The Constitution says it clearly in the First Amendment:

“Congress shall make no law…abridging the freedom of speech.”

Note that it does not say anything about “except in the workplace.” And yet Congress has endorsed myriad laws and regulations that allow employers to fire workers “at will,” which includes for saying things that the boss doesn’t like (they call it insubordination, which is a term that has no place in a supposedly free society). We don’t allow people to be fired for being of the “wrong” religion, or for being of the wrong race, so it’s not like there’s no precedent for Congress to limit the power of corporate bosses over their workers. But when it comes to that free speech thing, our elected officials and our judges get cold feet.

It’s ironic that many of the yahoos in the stadiums who angrily shout “Stand up!” at some football player taking a knee during the national anthem probably forget that they can’t say anything political or make a political protest on their own job. They have no rights. And for that matter, neither does the guy down on the field that they are heckling, and yet he is doing it.

And the truth is, any of those guys down there on the field in their uniforms making a pubic protest, is doing more than just protesting against some issue, like police abuse. They’re also protesting for the right of all workers to make their voices heard where they work.

The truth is, when the country was founded, there were no real factories in the new independent United States of America. It was a largely agrarian society of farmers and small businesspeople who might have a couple of employees at most. In that kind of environment, there was little difference between the home and the place of work. It’s likely that people in such settings had plenty to say on the issues of the day while they were working. It’s also likely that people who had a job and did it well were valuable enough to the employer that even if they said things that the boss didn’t agree with they wouldn’t be summarily fired for speaking up. That kind of thing is much more likely to happen in huge companies where individual workers are just replaceable cogs.

The founders who wrote the Constitution and its Bill of Rights wouldn’t have imagined that eventually there would be huge workplaces with hundreds or even thousands of workers, gates and security guards and ID cards to control access to the site, and files kept of each employee’s behavior.

It is this new work environment, created during the 19th century, that led to a bifurcated world — one largely free and more or less unmonitored, where people could do and say pretty much what they pleased without fear of punishment or harassment, and another, set up much like an old feudal estate, where the “lord” or boss and his or her minions could order the peons around, punish them at will with no right of appeal for made-up infractions or “insubordination,” and control what they could say or even think, on pain of being tossed out the door.

Things have gotten worse with our new information age, so that once a worker is fired by one boss, it can be hard to get a job anywhere, since one’s employment record becomes available to all.

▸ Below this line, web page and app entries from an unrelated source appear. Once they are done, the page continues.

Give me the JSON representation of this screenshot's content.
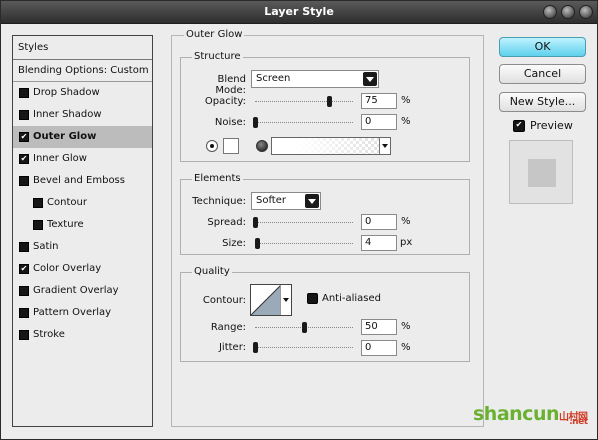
{
  "window": {
    "title": "Layer Style"
  },
  "styles_panel": {
    "header": "Styles",
    "blending": "Blending Options: Custom",
    "items": [
      {
        "label": "Drop Shadow",
        "checked": false,
        "selected": false,
        "indent": false
      },
      {
        "label": "Inner Shadow",
        "checked": false,
        "selected": false,
        "indent": false
      },
      {
        "label": "Outer Glow",
        "checked": true,
        "selected": true,
        "indent": false
      },
      {
        "label": "Inner Glow",
        "checked": true,
        "selected": false,
        "indent": false
      },
      {
        "label": "Bevel and Emboss",
        "checked": false,
        "selected": false,
        "indent": false
      },
      {
        "label": "Contour",
        "checked": false,
        "selected": false,
        "indent": true
      },
      {
        "label": "Texture",
        "checked": false,
        "selected": false,
        "indent": true
      },
      {
        "label": "Satin",
        "checked": false,
        "selected": false,
        "indent": false
      },
      {
        "label": "Color Overlay",
        "checked": true,
        "selected": false,
        "indent": false
      },
      {
        "label": "Gradient Overlay",
        "checked": false,
        "selected": false,
        "indent": false
      },
      {
        "label": "Pattern Overlay",
        "checked": false,
        "selected": false,
        "indent": false
      },
      {
        "label": "Stroke",
        "checked": false,
        "selected": false,
        "indent": false
      }
    ]
  },
  "outer_glow": {
    "title": "Outer Glow",
    "structure": {
      "title": "Structure",
      "blend_mode_label": "Blend Mode:",
      "blend_mode": "Screen",
      "opacity_label": "Opacity:",
      "opacity": "75",
      "opacity_pct": 75,
      "noise_label": "Noise:",
      "noise": "0",
      "noise_pct": 0,
      "unit": "%"
    },
    "elements": {
      "title": "Elements",
      "technique_label": "Technique:",
      "technique": "Softer",
      "spread_label": "Spread:",
      "spread": "0",
      "spread_pct": 0,
      "spread_unit": "%",
      "size_label": "Size:",
      "size": "4",
      "size_fraction": 0.02,
      "size_unit": "px"
    },
    "quality": {
      "title": "Quality",
      "contour_label": "Contour:",
      "anti_aliased_label": "Anti-aliased",
      "anti_aliased": false,
      "range_label": "Range:",
      "range": "50",
      "range_pct": 50,
      "range_unit": "%",
      "jitter_label": "Jitter:",
      "jitter": "0",
      "jitter_pct": 0,
      "jitter_unit": "%"
    }
  },
  "buttons": {
    "ok": "OK",
    "cancel": "Cancel",
    "new_style": "New Style..."
  },
  "preview": {
    "label": "Preview",
    "checked": true
  },
  "watermark": {
    "main": "shancun",
    "cn": "山村网",
    "net": ".net"
  },
  "colors": {
    "accent": "#5fd0ec",
    "watermark": "#6bb131",
    "watermark_alt": "#d03c26"
  }
}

It’s time to grab this new opening made by professional athletes of conscience, and to start a national campaign to extend the First Amendment to the shop floor, not just the athletic field.

While we’re at it, let’s demand that Kaepernick get hired again as a QB. After all, he started this ball rolling.


Enjoy the article? Then please consider donating today to ensure that Eurasia Review can continue to be able to provide similar content.


Dave Lindorff

Dave Lindorff

Dave Lindorff is a Philadelphia-based journalist and columnist. He is a founding member of ThisCantBeHappening!, an online newspaper collective. Lindorff is a contributor to "Hopeless: Barack Obama and the Politics of Illusion" (AK Press) and the author the author of “The Case for Impeachment” (St. Martin’s Press). He can be reached at [email protected]

Leave a Reply

Your email address will not be published. Required fields are marked *

This site uses Akismet to reduce spam. Learn how your comment data is processed.

CLOSE
CLOSE